During the recovery period, while on medical leave from his job, Brendan had the space and time he needed to think about where his career and life were headed. One day, Brendan was online reading an epilepsy forum when he came across a post that immediately resonated with him. The commenter posed a question to those living with epilepsy, “Why not think about becoming an EEG Technician?”
“And that really kind of resonated with me, because I was at the time looking for a career change and didn’t quite know what I wanted to be going into. So that little post alone just kind of flipped a little switch in my head, and then straight from there started researching different EEG and END programs and came across Midwestern because I’m from Chicago and live in the area.”
After making a full recovery and enrolling in MCC’s END program, Brendan is looking ahead – living and enjoying every moment. He recently got back into rock climbing, which he had to put on hiatus before his surgery. And, around this time, Brendan earnestly wanted to get involved in the epilepsy community and met with a family friend who recommended that he look into the Epilepsy Foundation of Greater Chicago (EFGC). Brendan reached out to the foundation and has since joined EFGC’s Associate Board.
“So I’ve gotten some great experience and met a lot of people through that. Putting on events and fundraisers all over the city to spread awareness, raise money for the cause. And yeah, that’s, that’s been really good so far. Really, kind of what I was looking for from this whole experience. First getting into EEG and END and then joining the committee with the Epilepsy Foundation. Yeah, it’s been it’s been awesome.”
The 32-year-old future EEG Tech is now finishing up his clinical rotation at Northwestern Hospital. When reflecting on how his epilepsy diagnosis has changed his life, he revealed how important it is to keep things in perspective.

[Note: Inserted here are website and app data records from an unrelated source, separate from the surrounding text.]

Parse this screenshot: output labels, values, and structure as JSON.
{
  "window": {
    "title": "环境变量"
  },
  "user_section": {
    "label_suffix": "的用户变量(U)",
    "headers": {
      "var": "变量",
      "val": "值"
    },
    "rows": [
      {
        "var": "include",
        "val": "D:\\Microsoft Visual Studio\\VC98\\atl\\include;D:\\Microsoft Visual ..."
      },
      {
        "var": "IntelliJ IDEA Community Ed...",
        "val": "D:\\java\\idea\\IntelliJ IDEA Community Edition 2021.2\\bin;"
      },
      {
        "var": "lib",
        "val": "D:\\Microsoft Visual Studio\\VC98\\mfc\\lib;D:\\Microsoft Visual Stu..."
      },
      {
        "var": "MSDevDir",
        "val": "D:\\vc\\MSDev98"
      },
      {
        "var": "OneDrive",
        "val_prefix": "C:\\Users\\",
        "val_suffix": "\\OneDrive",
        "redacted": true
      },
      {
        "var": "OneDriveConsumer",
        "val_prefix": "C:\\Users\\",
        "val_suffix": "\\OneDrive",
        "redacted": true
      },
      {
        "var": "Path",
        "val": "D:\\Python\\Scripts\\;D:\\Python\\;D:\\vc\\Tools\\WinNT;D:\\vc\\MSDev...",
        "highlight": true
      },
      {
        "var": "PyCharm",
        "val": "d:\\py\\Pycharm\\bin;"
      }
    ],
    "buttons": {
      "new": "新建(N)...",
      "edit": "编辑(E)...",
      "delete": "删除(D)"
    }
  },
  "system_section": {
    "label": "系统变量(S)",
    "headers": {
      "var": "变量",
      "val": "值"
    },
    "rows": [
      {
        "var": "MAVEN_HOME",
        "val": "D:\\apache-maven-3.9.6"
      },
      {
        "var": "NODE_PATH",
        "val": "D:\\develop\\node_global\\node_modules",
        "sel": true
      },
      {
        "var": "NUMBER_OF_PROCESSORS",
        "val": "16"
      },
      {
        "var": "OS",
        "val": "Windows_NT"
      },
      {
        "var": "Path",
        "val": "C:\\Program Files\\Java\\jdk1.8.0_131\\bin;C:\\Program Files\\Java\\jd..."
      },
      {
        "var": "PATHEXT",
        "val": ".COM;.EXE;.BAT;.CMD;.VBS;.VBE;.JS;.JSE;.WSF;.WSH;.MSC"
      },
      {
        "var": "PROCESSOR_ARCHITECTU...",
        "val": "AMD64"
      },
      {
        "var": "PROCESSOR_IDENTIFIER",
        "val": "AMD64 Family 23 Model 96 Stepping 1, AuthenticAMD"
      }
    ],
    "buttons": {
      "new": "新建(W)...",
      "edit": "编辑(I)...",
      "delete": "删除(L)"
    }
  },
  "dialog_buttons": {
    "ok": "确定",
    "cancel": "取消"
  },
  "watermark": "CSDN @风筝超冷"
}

“It could be people a lot better off than you, a lot worse off than you. And I just tried to not let it control my life even though there are certainly times when it does, and I don’t have much of a choice about it. But just kind of roll with the punches a little bit, get back up, keep fighting, just knowing that there are so many other people out there going through that same experience. Not to take away, everyone’s in a unique scenario for sure. But, you know, there’s definitely hope, I would say.”